TASK DESCRIPTION:
Could you return every record below exactly as it is written?

GIVEN DATA:
=== Section Start ===

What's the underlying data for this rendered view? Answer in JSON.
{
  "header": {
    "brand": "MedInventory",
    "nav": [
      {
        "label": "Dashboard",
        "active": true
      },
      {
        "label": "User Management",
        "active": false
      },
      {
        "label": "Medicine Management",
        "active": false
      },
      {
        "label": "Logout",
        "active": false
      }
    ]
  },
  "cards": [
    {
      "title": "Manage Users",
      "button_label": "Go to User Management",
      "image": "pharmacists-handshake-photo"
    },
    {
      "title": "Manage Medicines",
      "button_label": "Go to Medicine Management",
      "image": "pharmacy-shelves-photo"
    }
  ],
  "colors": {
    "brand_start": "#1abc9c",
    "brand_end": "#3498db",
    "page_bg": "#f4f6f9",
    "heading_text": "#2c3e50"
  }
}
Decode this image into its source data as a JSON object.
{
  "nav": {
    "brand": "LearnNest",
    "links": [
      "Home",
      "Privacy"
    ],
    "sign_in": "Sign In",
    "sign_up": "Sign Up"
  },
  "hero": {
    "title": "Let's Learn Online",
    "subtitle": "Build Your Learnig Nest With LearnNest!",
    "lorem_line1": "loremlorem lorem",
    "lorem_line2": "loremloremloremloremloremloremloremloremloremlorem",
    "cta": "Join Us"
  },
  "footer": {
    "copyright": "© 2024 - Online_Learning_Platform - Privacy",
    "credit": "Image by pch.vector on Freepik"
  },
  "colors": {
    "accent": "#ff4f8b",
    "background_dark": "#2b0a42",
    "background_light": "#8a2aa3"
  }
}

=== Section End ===

OUTPUT OF THE TASK:
What's the underlying data for this rendered view? Answer in JSON.
{
  "header": {
    "brand": "MedInventory",
    "nav": [
      {
        "label": "Dashboard",
        "active": true
      },
      {
        "label": "User Management",
        "active": false
      },
      {
        "label": "Medicine Management",
        "active": false
      },
      {
        "label": "Logout",
        "active": false
      }
    ]
  },
  "cards": [
    {
      "title": "Manage Users",
      "button_label": "Go to User Management",
      "image": "pharmacists-handshake-photo"
    },
    {
      "title": "Manage Medicines",
      "button_label": "Go to Medicine Management",
      "image": "pharmacy-shelves-photo"
    }
  ],
  "colors": {
    "brand_start": "#1abc9c",
    "brand_end": "#3498db",
    "page_bg": "#f4f6f9",
    "heading_text": "#2c3e50"
  }
}
Decode this image into its source data as a JSON object.
{
  "nav": {
    "brand": "LearnNest",
    "links": [
      "Home",
      "Privacy"
    ],
    "sign_in": "Sign In",
    "sign_up": "Sign Up"
  },
  "hero": {
    "title": "Let's Learn Online",
    "subtitle": "Build Your Learnig Nest With LearnNest!",
    "lorem_line1": "loremlorem lorem",
    "lorem_line2": "loremloremloremloremloremloremloremloremloremlorem",
    "cta": "Join Us"
  },
  "footer": {
    "copyright": "© 2024 - Online_Learning_Platform - Privacy",
    "credit": "Image by pch.vector on Freepik"
  },
  "colors": {
    "accent": "#ff4f8b",
    "background_dark": "#2b0a42",
    "background_light": "#8a2aa3"
  }
}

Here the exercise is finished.